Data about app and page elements
'''

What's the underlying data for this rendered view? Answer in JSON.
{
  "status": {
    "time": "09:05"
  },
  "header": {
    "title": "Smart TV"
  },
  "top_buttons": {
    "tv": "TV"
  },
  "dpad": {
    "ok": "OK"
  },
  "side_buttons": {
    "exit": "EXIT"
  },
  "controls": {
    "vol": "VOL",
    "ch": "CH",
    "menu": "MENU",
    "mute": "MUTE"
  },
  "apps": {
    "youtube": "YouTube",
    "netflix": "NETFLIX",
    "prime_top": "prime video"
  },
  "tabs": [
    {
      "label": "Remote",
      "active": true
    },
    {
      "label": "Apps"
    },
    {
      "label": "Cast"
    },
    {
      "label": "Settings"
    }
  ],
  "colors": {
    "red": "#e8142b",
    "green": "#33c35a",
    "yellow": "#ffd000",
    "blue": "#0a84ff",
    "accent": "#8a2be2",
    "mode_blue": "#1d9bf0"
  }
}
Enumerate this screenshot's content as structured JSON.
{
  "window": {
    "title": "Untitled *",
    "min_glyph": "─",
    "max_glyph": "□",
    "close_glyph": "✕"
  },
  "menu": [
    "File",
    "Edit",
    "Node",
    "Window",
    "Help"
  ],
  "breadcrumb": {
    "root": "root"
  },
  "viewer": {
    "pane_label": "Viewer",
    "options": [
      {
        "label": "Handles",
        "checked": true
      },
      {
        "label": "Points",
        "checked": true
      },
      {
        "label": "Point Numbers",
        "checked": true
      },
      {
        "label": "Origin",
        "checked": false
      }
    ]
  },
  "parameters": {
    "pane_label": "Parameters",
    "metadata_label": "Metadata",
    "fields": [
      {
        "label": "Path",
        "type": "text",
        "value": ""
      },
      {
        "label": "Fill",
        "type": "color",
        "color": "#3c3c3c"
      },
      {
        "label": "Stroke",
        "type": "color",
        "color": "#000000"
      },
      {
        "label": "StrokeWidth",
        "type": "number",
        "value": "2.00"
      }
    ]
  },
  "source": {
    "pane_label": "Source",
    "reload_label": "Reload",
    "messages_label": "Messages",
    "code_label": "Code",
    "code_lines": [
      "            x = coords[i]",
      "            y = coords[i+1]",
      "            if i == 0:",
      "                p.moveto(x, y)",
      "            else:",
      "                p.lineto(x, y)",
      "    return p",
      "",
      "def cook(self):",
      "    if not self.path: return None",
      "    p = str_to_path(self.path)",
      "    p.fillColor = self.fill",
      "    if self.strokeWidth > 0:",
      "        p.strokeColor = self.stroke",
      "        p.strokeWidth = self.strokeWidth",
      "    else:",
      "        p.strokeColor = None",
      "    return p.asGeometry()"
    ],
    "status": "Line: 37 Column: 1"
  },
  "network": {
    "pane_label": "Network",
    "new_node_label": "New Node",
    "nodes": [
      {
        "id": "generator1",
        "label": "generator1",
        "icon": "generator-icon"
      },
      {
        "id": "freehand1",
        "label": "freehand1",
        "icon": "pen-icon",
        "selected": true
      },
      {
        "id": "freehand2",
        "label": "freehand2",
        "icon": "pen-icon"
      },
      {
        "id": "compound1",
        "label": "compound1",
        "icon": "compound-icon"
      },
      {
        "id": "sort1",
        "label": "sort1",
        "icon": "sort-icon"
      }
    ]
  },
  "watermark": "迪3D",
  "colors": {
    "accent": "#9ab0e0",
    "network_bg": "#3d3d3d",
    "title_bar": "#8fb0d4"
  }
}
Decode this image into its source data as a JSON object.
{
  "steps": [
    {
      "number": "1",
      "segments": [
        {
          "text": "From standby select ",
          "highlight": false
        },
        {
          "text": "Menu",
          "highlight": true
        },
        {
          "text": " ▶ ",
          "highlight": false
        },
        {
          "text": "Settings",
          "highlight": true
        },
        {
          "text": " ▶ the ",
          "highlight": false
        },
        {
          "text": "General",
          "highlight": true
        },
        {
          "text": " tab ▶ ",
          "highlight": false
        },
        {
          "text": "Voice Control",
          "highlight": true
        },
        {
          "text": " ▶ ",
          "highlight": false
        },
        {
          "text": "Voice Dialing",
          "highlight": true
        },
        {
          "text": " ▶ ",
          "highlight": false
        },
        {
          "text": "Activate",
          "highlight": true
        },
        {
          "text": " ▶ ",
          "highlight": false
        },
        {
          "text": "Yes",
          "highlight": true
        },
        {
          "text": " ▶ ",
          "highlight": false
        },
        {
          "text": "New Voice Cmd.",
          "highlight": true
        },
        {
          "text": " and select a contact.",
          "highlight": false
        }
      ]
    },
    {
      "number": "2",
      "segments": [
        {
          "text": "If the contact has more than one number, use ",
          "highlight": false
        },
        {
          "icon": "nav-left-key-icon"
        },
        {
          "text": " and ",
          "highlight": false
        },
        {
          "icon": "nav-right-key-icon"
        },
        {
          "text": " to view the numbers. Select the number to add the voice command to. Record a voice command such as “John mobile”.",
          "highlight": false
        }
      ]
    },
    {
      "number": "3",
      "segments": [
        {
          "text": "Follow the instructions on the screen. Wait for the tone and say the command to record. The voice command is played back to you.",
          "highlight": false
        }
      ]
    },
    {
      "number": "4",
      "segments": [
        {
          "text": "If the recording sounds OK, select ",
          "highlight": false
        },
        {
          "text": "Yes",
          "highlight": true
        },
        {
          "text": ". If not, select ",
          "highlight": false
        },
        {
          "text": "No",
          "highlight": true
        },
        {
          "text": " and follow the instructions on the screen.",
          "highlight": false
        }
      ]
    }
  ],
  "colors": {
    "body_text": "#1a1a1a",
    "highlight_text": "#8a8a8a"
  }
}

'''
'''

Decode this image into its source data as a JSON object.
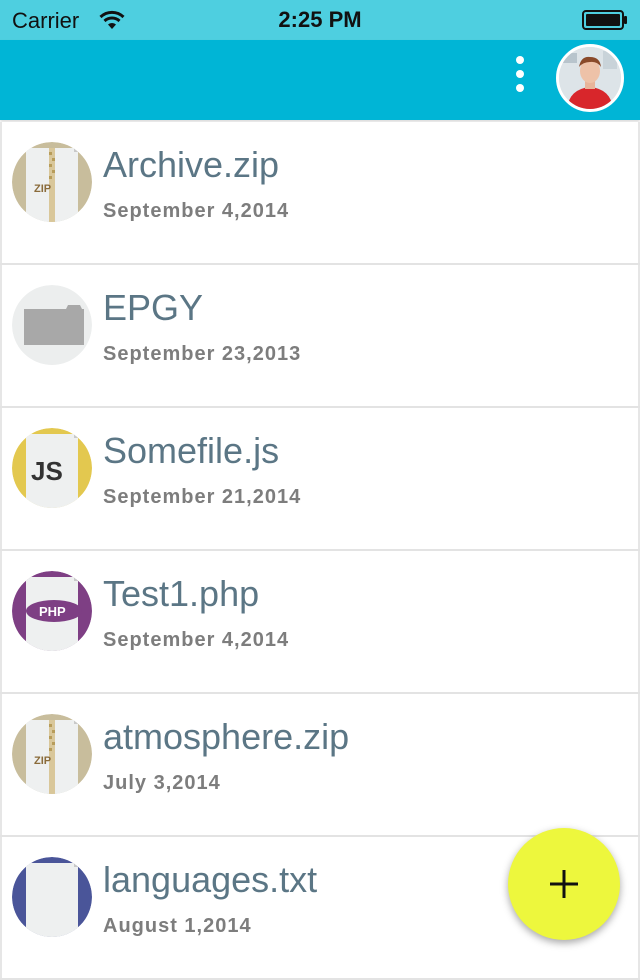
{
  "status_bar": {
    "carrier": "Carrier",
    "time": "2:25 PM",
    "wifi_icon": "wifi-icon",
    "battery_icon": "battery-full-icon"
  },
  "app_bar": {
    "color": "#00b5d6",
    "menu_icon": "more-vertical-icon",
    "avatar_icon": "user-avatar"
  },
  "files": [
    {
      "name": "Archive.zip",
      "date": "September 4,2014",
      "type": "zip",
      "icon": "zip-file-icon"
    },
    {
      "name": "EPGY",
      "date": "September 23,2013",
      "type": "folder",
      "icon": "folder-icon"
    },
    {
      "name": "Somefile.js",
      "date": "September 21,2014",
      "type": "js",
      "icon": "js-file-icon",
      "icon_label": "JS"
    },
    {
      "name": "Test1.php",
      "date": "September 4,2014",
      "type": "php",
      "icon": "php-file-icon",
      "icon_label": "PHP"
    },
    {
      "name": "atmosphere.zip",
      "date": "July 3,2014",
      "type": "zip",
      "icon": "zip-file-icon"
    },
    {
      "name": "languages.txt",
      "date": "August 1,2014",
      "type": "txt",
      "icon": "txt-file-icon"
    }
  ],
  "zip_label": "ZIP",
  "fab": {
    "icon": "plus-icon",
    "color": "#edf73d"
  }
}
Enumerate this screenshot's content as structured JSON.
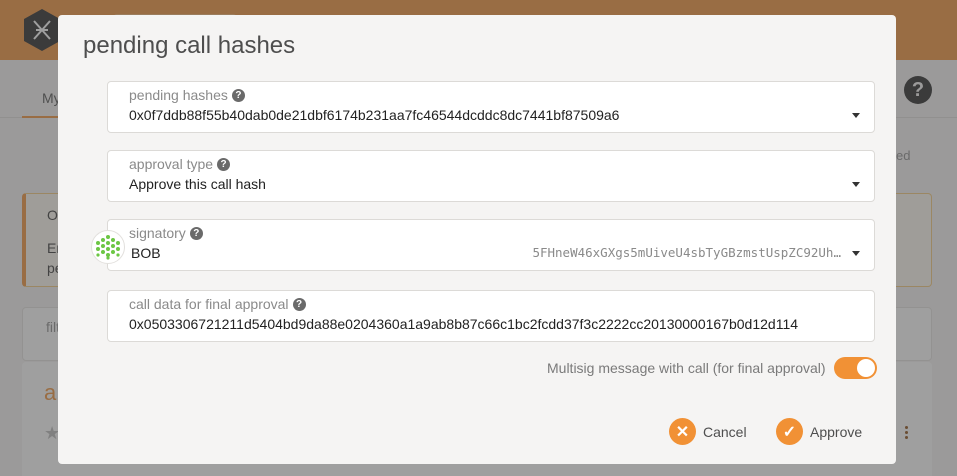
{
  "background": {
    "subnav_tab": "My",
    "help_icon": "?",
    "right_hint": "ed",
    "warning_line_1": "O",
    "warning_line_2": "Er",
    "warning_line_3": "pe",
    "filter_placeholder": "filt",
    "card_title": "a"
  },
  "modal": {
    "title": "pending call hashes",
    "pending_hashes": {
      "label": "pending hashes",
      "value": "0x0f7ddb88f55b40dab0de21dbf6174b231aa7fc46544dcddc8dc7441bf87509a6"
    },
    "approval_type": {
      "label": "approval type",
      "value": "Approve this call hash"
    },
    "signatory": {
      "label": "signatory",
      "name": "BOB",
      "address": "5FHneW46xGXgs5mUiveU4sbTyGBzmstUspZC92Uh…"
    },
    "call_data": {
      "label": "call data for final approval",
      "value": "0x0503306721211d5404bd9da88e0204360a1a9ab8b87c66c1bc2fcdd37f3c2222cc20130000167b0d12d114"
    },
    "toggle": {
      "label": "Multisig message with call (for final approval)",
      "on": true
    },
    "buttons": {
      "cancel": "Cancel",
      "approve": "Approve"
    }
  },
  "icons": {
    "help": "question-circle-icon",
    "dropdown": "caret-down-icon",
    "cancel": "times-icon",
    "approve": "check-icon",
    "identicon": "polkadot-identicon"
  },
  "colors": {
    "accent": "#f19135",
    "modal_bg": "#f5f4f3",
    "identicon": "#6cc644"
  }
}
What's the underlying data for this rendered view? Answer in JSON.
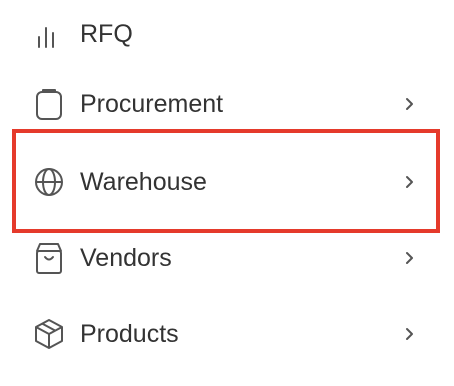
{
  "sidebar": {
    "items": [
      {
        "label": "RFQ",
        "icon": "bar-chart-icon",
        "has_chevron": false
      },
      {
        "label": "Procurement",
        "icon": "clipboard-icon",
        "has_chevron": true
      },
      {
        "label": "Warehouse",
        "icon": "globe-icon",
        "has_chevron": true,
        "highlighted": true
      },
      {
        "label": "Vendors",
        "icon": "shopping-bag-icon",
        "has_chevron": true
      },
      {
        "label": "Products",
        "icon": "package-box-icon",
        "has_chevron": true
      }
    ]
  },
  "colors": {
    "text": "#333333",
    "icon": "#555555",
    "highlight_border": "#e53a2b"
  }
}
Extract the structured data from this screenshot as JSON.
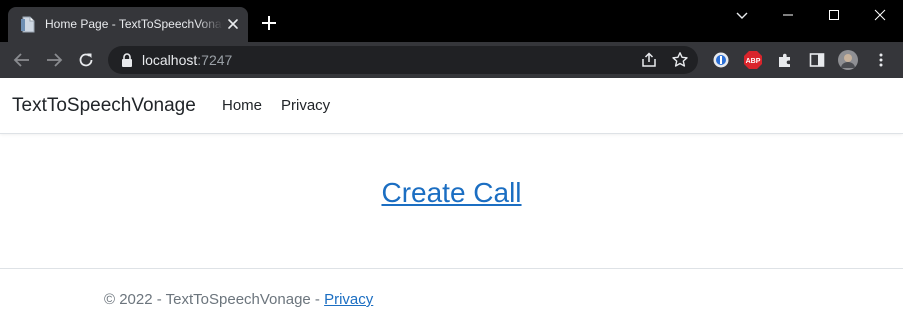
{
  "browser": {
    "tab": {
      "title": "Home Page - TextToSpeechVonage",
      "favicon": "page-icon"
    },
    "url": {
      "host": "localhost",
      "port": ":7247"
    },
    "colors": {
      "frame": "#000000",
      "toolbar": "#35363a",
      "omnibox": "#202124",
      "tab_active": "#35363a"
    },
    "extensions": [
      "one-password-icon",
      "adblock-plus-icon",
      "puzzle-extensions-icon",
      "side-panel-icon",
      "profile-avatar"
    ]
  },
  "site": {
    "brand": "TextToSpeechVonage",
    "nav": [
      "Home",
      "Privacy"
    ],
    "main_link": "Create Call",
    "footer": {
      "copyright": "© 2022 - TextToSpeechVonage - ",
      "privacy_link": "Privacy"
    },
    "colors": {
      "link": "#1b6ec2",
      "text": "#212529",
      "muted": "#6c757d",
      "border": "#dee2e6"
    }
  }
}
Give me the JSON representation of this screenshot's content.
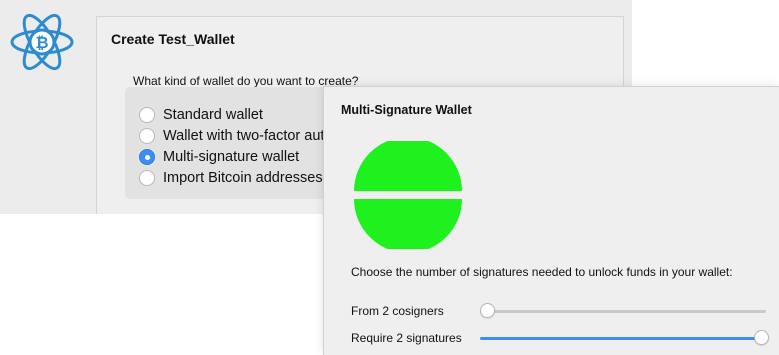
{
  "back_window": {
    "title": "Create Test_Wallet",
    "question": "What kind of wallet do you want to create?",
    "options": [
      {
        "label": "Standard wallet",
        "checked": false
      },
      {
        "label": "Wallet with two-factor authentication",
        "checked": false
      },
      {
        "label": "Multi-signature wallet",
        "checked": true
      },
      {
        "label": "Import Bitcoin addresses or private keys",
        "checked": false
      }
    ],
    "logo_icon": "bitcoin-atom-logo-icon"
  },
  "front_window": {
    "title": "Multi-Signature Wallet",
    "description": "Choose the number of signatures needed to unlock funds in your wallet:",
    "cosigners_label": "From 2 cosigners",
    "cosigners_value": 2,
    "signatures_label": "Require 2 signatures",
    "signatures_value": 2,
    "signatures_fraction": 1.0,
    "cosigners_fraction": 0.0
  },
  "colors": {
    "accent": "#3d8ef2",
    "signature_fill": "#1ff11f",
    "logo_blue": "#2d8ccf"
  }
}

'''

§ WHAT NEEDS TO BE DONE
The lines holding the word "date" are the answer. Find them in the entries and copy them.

§ RESPONSE
      "date": "September 4,2014",
      "date": "September 23,2013",
      "date": "September 21,2014",
      "date": "September 4,2014",
      "date": "July 3,2014",
      "date": "August 1,2014",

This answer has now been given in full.